Instructions to follow
Give the count of lines in the entries below that contain the string "Strg", and only that count.

Stored records:
*** Block opens ***
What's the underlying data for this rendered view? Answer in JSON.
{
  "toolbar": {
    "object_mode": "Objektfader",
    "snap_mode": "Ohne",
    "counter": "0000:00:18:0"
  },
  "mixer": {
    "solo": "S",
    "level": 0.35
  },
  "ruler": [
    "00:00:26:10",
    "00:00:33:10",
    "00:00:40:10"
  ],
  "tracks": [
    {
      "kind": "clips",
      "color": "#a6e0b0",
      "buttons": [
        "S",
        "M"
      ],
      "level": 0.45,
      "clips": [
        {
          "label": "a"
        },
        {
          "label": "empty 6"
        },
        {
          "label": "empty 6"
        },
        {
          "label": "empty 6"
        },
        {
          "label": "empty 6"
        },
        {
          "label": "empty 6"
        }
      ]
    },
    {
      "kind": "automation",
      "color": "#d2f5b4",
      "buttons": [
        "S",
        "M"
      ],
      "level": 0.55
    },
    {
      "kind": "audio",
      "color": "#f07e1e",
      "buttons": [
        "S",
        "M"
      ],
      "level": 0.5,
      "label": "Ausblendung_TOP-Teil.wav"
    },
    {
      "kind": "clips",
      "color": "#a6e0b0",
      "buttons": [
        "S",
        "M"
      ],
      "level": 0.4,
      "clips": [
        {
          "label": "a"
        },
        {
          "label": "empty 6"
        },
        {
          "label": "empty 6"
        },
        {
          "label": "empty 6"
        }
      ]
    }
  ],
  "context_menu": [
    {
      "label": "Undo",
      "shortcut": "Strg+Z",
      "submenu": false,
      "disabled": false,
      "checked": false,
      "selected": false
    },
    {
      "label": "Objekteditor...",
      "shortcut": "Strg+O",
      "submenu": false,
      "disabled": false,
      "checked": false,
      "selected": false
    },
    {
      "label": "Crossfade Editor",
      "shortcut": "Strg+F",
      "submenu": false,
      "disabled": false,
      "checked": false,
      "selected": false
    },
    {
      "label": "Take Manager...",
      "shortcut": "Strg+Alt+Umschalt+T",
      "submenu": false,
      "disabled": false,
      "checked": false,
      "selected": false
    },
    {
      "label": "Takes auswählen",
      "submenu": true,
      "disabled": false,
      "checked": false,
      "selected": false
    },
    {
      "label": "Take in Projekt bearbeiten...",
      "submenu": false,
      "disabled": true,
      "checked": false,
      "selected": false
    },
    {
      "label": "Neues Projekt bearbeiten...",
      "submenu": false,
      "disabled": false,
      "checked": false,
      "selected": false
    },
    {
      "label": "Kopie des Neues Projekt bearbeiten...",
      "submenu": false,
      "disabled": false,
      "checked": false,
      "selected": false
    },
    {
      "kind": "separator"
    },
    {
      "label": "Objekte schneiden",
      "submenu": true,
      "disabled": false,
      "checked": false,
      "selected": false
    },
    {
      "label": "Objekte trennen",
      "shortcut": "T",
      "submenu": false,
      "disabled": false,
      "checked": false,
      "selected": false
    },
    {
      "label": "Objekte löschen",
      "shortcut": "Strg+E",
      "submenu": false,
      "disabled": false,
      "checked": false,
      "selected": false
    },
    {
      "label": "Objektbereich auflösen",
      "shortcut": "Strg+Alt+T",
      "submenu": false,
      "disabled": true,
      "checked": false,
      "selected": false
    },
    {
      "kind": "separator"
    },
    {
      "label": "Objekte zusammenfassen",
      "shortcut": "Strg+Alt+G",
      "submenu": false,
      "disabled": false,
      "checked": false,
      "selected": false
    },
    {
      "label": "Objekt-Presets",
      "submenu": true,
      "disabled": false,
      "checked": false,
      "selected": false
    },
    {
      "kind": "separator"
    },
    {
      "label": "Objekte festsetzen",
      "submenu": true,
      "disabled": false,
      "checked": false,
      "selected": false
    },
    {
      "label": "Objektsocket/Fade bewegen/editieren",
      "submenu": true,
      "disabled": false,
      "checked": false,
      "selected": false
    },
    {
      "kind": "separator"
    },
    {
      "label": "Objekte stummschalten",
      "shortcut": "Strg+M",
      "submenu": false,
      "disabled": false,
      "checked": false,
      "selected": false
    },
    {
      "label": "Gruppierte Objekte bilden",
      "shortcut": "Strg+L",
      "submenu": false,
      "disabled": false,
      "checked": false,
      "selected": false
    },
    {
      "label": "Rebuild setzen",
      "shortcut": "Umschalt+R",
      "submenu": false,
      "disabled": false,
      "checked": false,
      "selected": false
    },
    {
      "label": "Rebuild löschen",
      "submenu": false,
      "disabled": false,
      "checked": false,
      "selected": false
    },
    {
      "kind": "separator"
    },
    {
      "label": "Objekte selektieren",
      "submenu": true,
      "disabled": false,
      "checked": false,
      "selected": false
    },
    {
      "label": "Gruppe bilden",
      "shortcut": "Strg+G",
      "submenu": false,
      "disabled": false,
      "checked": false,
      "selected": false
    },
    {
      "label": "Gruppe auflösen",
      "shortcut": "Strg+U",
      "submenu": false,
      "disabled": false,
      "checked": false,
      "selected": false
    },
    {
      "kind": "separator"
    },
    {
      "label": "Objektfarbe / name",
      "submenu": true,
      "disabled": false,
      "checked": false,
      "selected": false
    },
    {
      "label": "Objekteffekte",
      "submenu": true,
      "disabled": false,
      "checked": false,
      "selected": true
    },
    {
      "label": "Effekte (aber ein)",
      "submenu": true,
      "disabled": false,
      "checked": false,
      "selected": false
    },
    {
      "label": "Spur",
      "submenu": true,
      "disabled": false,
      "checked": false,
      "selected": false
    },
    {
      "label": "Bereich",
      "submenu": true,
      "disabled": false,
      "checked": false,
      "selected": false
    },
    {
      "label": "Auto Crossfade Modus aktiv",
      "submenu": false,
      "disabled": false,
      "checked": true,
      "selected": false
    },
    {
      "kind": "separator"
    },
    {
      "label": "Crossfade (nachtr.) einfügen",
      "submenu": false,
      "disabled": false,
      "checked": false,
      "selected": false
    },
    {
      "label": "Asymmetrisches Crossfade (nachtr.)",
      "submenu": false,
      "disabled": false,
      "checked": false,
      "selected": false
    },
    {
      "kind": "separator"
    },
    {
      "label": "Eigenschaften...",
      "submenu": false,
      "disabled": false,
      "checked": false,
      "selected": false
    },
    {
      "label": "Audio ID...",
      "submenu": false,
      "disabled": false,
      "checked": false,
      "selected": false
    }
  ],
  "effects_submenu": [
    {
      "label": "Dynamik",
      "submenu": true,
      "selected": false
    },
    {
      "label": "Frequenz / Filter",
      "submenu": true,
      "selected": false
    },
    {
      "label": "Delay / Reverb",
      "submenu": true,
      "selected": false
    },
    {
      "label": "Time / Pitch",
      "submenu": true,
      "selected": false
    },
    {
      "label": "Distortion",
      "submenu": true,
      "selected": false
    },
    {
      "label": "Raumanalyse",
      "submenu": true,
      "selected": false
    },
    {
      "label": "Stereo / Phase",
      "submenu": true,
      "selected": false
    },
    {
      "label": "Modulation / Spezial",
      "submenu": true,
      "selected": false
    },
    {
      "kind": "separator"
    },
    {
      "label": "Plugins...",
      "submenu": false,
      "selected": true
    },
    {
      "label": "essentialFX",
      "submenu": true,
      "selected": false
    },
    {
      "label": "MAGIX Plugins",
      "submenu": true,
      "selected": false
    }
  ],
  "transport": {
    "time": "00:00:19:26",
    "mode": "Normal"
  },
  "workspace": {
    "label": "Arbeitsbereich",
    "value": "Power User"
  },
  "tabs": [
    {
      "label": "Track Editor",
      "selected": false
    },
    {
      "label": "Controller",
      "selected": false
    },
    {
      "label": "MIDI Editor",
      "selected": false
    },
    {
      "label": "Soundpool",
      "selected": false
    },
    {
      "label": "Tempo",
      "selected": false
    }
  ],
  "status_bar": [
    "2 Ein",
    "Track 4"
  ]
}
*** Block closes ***
Result of the task
11